The Richard M. Fairbanks Foundation is rolling out a new drug prevention initiative that plans to provide up to $12 million to Marion County schools over the next three years.

The Indianapolis-based foundation, which awards grants in the areas of health, education and the “vitality of Indianapolis,” announced the Prevention Matters program Tuesday morning. The initiative is expected to provide grants to public and private K-12 schools in Marion County to support substance-abuse programs.

The foundation hopes the programs will also improve academic achievement, attendance, classroom behavior and reduce bullying and violence.

According to the foundation, only 11 percent of Marion County schools have prevention programs in place, with most schools saying there isn’t enough time or funding to implement them.

“Principals, teachers and other educators care deeply about their students, but they have a lot on their plates. They need support finding the programs that best meet their students’ needs and putting them to work in the classroom,” Claire Fiddian-Green, president and CEO of the Richard M. Fairbanks Foundation, said in written remarks. “By tapping into the wealth of existing proven curricula, school leaders can feel confident knowing the programs they select will work when implemented as designed.”

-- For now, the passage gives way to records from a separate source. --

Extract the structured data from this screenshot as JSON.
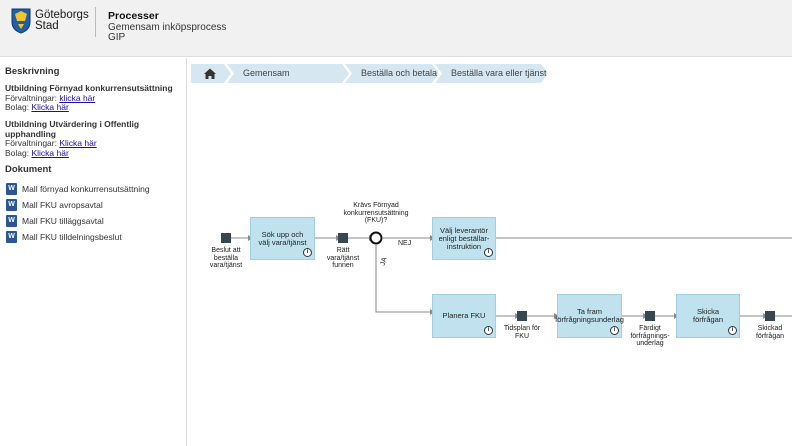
{
  "header": {
    "logo_line1": "Göteborgs",
    "logo_line2": "Stad",
    "title": "Processer",
    "subtitle": "Gemensam inköpsprocess",
    "code": "GIP"
  },
  "sidebar": {
    "description_heading": "Beskrivning",
    "block1": {
      "title": "Utbildning Förnyad konkurrensutsättning",
      "row1_label": "Förvaltningar: ",
      "row1_link": "klicka här",
      "row2_label": "Bolag: ",
      "row2_link": "Klicka här"
    },
    "block2": {
      "title_line1": "Utbildning Utvärdering i Offentlig",
      "title_line2": "upphandling",
      "row1_label": "Förvaltningar: ",
      "row1_link": "Klicka här",
      "row2_label": "Bolag: ",
      "row2_link": "Klicka här"
    },
    "documents_heading": "Dokument",
    "documents": [
      {
        "label": "Mall förnyad konkurrensutsättning",
        "icon": "word-document-icon"
      },
      {
        "label": "Mall FKU avropsavtal",
        "icon": "word-document-icon"
      },
      {
        "label": "Mall FKU tilläggsavtal",
        "icon": "word-document-icon"
      },
      {
        "label": "Mall FKU tilldelningsbeslut",
        "icon": "word-document-icon"
      }
    ]
  },
  "breadcrumb": {
    "home_icon": "home-icon",
    "items": [
      "Gemensam inköpsprocess",
      "Beställa och betala",
      "Beställa vara eller tjänst"
    ]
  },
  "diagram": {
    "start_event": "Beslut att beställa vara/tjänst",
    "task_search": "Sök upp och välj vara/tjänst",
    "event_found": "Rätt vara/tjänst funnen",
    "gateway_question": "Krävs Förnyad konkurrensutsättning (FKU)?",
    "label_no": "NEJ",
    "label_yes": "JA",
    "task_supplier": "Välj leverantör enligt beställar-instruktion",
    "task_plan": "Planera FKU",
    "event_timeplan": "Tidsplan för FKU",
    "task_prepare": "Ta fram förfrågningsunderlag",
    "event_ready": "Färdigt förfrågnings-underlag",
    "task_send": "Skicka förfrågan",
    "event_sent": "Skickad förfrågan",
    "info_glyph": "i",
    "colors": {
      "task_fill": "#bfe2ee",
      "event_fill": "#37474f",
      "line": "#8a8a8a"
    }
  }
}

Two types of grants will be made available—planning grants and implementation grants.

Planning grants will range from $15,000 to $40,000 and will help schools identify and plan for an evidence-based prevention program. All schools that apply by Feb. 16 and meet the eligibility criteria will receive a grant in March, the foundation said.

Implementation grants will provide three years of funding to help schools launch the programs. Unlike the planning grants, the implementation grants will be competitive. Applications are due May 25, and funding will be awarded in July.

According to the foundation, 11 percent of central Indiana high school seniors report smoking cigarettes. Twenty-three percent report using e-cigarettes, 33 percent report drinking, 20 percent report using marijuana and 5 percent report misusing prescription drugs within the past 30 days.

An estimated 151,000 children in Indiana under the age of 18 will die prematurely from smoking, according to the foundation.

“The urgency of the substance use crisis demands tried-and-true solutions that can be brought to scale in all schools across Marion County,” Indianapolis Mayor Joe Hogsett said in a written statement. “Effective school-based prevention programs deliver powerful—even life-saving—messages to students at a critical time in their development, helping to avoid addiction before it begins. The result is engaged and resilient children, overall safer schools, and a brighter future for our community.”

Click here to read Lindsey Erdody’s article in the Indianapolis Business Journal.